Records from a collection

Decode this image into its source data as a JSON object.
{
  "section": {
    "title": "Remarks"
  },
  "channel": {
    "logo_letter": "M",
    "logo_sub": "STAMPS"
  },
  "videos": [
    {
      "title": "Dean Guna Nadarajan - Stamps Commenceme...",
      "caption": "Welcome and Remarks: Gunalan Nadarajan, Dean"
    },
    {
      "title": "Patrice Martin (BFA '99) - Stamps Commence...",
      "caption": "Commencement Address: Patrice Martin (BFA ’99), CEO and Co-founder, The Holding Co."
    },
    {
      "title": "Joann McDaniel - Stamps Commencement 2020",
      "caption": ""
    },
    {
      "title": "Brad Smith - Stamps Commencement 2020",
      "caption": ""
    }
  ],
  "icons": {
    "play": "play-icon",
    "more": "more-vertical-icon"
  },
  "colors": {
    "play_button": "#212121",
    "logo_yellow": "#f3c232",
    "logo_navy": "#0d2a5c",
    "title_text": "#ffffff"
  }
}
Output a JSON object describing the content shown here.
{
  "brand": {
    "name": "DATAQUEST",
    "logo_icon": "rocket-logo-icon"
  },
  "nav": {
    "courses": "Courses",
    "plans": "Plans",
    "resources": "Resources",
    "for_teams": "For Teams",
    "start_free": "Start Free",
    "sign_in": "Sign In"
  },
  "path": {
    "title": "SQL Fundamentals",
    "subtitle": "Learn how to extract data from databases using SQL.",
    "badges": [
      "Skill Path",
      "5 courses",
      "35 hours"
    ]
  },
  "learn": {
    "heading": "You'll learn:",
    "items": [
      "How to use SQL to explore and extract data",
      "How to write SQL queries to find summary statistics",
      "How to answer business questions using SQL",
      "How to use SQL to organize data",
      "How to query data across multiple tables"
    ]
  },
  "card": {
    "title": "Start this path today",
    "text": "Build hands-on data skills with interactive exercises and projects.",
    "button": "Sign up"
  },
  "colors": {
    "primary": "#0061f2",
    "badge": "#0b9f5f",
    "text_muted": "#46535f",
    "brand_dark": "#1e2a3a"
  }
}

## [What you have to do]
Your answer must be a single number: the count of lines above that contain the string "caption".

## [Output of the exercise]
4